──────── STUDY MATERIAL ────────

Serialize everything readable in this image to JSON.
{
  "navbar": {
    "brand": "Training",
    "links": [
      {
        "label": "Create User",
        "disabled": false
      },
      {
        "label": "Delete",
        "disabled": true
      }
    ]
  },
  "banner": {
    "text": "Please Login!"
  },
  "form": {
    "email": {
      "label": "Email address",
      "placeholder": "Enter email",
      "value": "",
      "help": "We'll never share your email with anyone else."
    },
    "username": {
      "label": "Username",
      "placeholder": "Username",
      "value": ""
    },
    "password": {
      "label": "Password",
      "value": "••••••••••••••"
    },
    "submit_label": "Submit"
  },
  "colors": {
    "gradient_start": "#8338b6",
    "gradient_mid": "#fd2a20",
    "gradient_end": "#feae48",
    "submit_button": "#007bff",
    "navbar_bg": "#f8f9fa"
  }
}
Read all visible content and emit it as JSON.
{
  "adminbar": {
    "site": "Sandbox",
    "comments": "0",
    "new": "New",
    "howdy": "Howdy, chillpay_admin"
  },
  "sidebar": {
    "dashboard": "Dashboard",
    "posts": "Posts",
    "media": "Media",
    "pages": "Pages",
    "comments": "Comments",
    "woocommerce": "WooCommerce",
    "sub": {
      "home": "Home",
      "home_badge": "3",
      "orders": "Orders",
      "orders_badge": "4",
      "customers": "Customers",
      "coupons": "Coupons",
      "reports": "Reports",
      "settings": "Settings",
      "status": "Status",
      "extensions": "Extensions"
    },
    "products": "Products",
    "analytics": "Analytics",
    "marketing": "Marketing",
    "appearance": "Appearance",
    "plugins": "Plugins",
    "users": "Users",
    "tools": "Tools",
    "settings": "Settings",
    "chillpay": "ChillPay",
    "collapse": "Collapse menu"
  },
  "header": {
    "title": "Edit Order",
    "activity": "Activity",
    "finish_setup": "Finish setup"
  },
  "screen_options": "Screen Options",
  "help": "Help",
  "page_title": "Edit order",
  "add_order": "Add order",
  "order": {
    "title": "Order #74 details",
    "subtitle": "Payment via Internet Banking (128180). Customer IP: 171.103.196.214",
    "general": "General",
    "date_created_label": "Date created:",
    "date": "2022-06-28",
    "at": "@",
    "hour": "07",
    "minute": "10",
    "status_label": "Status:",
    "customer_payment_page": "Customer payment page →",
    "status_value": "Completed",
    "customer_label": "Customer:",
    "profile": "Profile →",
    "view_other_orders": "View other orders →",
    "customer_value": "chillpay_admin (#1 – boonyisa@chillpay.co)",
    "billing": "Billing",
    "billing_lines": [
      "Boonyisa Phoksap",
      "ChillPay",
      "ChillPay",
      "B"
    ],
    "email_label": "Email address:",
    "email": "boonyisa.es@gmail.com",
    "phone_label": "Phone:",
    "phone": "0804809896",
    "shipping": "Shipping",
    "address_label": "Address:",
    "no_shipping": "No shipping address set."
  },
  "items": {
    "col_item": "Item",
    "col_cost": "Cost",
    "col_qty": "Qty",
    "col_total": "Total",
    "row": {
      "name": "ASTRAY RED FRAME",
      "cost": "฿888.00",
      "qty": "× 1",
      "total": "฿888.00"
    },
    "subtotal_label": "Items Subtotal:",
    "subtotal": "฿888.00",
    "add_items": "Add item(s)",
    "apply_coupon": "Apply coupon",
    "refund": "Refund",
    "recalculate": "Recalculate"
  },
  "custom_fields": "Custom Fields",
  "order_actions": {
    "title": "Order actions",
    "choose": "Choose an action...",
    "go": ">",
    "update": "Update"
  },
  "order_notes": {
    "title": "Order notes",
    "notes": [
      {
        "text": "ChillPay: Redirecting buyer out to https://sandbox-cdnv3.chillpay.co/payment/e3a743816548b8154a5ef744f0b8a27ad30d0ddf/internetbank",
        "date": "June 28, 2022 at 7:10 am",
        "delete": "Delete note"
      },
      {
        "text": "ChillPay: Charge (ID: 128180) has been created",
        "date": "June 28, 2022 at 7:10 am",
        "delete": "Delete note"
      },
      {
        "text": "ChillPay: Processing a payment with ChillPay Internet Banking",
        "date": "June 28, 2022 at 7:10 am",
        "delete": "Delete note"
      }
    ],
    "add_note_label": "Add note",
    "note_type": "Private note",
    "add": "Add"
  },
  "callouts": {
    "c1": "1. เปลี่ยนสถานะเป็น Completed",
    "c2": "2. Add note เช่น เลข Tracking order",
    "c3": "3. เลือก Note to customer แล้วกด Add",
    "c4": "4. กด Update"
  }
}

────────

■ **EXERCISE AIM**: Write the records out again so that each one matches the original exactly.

■ **ANSWER SPACE**:
Serialize everything readable in this image to JSON.
{
  "navbar": {
    "brand": "Training",
    "links": [
      {
        "label": "Create User",
        "disabled": false
      },
      {
        "label": "Delete",
        "disabled": true
      }
    ]
  },
  "banner": {
    "text": "Please Login!"
  },
  "form": {
    "email": {
      "label": "Email address",
      "placeholder": "Enter email",
      "value": "",
      "help": "We'll never share your email with anyone else."
    },
    "username": {
      "label": "Username",
      "placeholder": "Username",
      "value": ""
    },
    "password": {
      "label": "Password",
      "value": "••••••••••••••"
    },
    "submit_label": "Submit"
  },
  "colors": {
    "gradient_start": "#8338b6",
    "gradient_mid": "#fd2a20",
    "gradient_end": "#feae48",
    "submit_button": "#007bff",
    "navbar_bg": "#f8f9fa"
  }
}
Read all visible content and emit it as JSON.
{
  "adminbar": {
    "site": "Sandbox",
    "comments": "0",
    "new": "New",
    "howdy": "Howdy, chillpay_admin"
  },
  "sidebar": {
    "dashboard": "Dashboard",
    "posts": "Posts",
    "media": "Media",
    "pages": "Pages",
    "comments": "Comments",
    "woocommerce": "WooCommerce",
    "sub": {
      "home": "Home",
      "home_badge": "3",
      "orders": "Orders",
      "orders_badge": "4",
      "customers": "Customers",
      "coupons": "Coupons",
      "reports": "Reports",
      "settings": "Settings",
      "status": "Status",
      "extensions": "Extensions"
    },
    "products": "Products",
    "analytics": "Analytics",
    "marketing": "Marketing",
    "appearance": "Appearance",
    "plugins": "Plugins",
    "users": "Users",
    "tools": "Tools",
    "settings": "Settings",
    "chillpay": "ChillPay",
    "collapse": "Collapse menu"
  },
  "header": {
    "title": "Edit Order",
    "activity": "Activity",
    "finish_setup": "Finish setup"
  },
  "screen_options": "Screen Options",
  "help": "Help",
  "page_title": "Edit order",
  "add_order": "Add order",
  "order": {
    "title": "Order #74 details",
    "subtitle": "Payment via Internet Banking (128180). Customer IP: 171.103.196.214",
    "general": "General",
    "date_created_label": "Date created:",
    "date": "2022-06-28",
    "at": "@",
    "hour": "07",
    "minute": "10",
    "status_label": "Status:",
    "customer_payment_page": "Customer payment page →",
    "status_value": "Completed",
    "customer_label": "Customer:",
    "profile": "Profile →",
    "view_other_orders": "View other orders →",
    "customer_value": "chillpay_admin (#1 – boonyisa@chillpay.co)",
    "billing": "Billing",
    "billing_lines": [
      "Boonyisa Phoksap",
      "ChillPay",
      "ChillPay",
      "B"
    ],
    "email_label": "Email address:",
    "email": "boonyisa.es@gmail.com",
    "phone_label": "Phone:",
    "phone": "0804809896",
    "shipping": "Shipping",
    "address_label": "Address:",
    "no_shipping": "No shipping address set."
  },
  "items": {
    "col_item": "Item",
    "col_cost": "Cost",
    "col_qty": "Qty",
    "col_total": "Total",
    "row": {
      "name": "ASTRAY RED FRAME",
      "cost": "฿888.00",
      "qty": "× 1",
      "total": "฿888.00"
    },
    "subtotal_label": "Items Subtotal:",
    "subtotal": "฿888.00",
    "add_items": "Add item(s)",
    "apply_coupon": "Apply coupon",
    "refund": "Refund",
    "recalculate": "Recalculate"
  },
  "custom_fields": "Custom Fields",
  "order_actions": {
    "title": "Order actions",
    "choose": "Choose an action...",
    "go": ">",
    "update": "Update"
  },
  "order_notes": {
    "title": "Order notes",
    "notes": [
      {
        "text": "ChillPay: Redirecting buyer out to https://sandbox-cdnv3.chillpay.co/payment/e3a743816548b8154a5ef744f0b8a27ad30d0ddf/internetbank",
        "date": "June 28, 2022 at 7:10 am",
        "delete": "Delete note"
      },
      {
        "text": "ChillPay: Charge (ID: 128180) has been created",
        "date": "June 28, 2022 at 7:10 am",
        "delete": "Delete note"
      },
      {
        "text": "ChillPay: Processing a payment with ChillPay Internet Banking",
        "date": "June 28, 2022 at 7:10 am",
        "delete": "Delete note"
      }
    ],
    "add_note_label": "Add note",
    "note_type": "Private note",
    "add": "Add"
  },
  "callouts": {
    "c1": "1. เปลี่ยนสถานะเป็น Completed",
    "c2": "2. Add note เช่น เลข Tracking order",
    "c3": "3. เลือก Note to customer แล้วกด Add",
    "c4": "4. กด Update"
  }
}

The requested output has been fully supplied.